It's there where boyfriends and parents often drag young women, halfway across the country, to end of the life of their child. On any given day, you can see the out-of-state license plates that fill the parking lot and perfectly detailed rental cars that have just come from the airport.
Because New Mexico is one of the few states left that allows abortion-on-demand up until the moment of birth, it's there were abortionist Curtis Boyd and his cronies kill viable babies (babies that if born down the street at the University of New Mexico's hospital would be given every chance to live). They use the infamous MOLD technique (Misoprostol, Oxytocin, Laminaria, and Digoxin), which injects a lethal dosage of digoxin into the baby's heart and then leaves the mother 3 to 4 days to carry her dead child inside of her until her body is ready for labor. And if she gives birth before making it back to the abortion facility? The "doctors" tell her to just sit on the toilet, call them, and not to look down. more >>
As the U.S. Supreme Court begins to consider whether to take up the Texas abortion ban case, legal experts say it might end up turning on a decision by conservative Justice Antonin Scalia.

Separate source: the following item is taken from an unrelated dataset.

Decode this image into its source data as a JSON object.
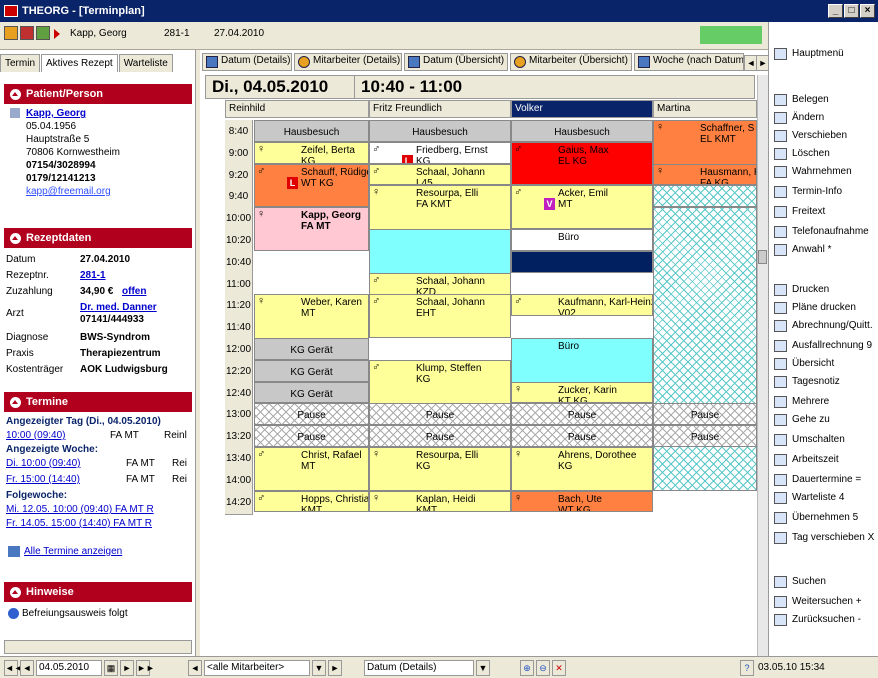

On Nov. 4, Planned Parenthood, the American Civil Liberties Union and other pro-abortion groups appealed to the Supreme Court to reinstate a district court's injunction that blocked a portion of the state's abortion law requiring abortionists to have admitting privileges at a local hospital, citing that it would close a majority of abortion clinics in the state and block women's access to abortion.
The appeal was filed with Justice Antonin Scalia, who gave the state until Tuesday to file a response. Scalia could rule on the injunction himself, or refer the issue to the nine-member Court. more >>
A Texas anti-abortion group has been accused of plotting on social media to kidnap abortion-seeking women and dropping them off at a church, instead of a clinic, after evangelizing to them. The group has denied this claim, arguing it was being framed by a pro-abortion group attempting to "slander" its name.
Media outlets have been circulating a screenshot of a Facebook post from the weekend that shows the group Praying For You writing a message on the page of the Texas-based anti-abortion group "Abolish Human Abortion [AHA]." The group is clear to note that it does not consider itself to be a pro-life group, but rather an abolitionist group against abortion.
The Praying For You Facebook post, which has since been deleted, suggests that AHA members volunteer to be a part of Cicada Collective, a community group in North Texas that provides transportation, lodging, and information to women seeking abortions. The post suggests AHA members volunteer as drivers for the Cicada Collective, offering to pick women up and drive them to terminate their pregnancies. Instead of driving them to an abortion clinic, however, the incognito AHA member would instead evangelize to them while they're in the car and ultimately drop them off at a church, instead of an abortion clinic, after their appointment time had passed. more >>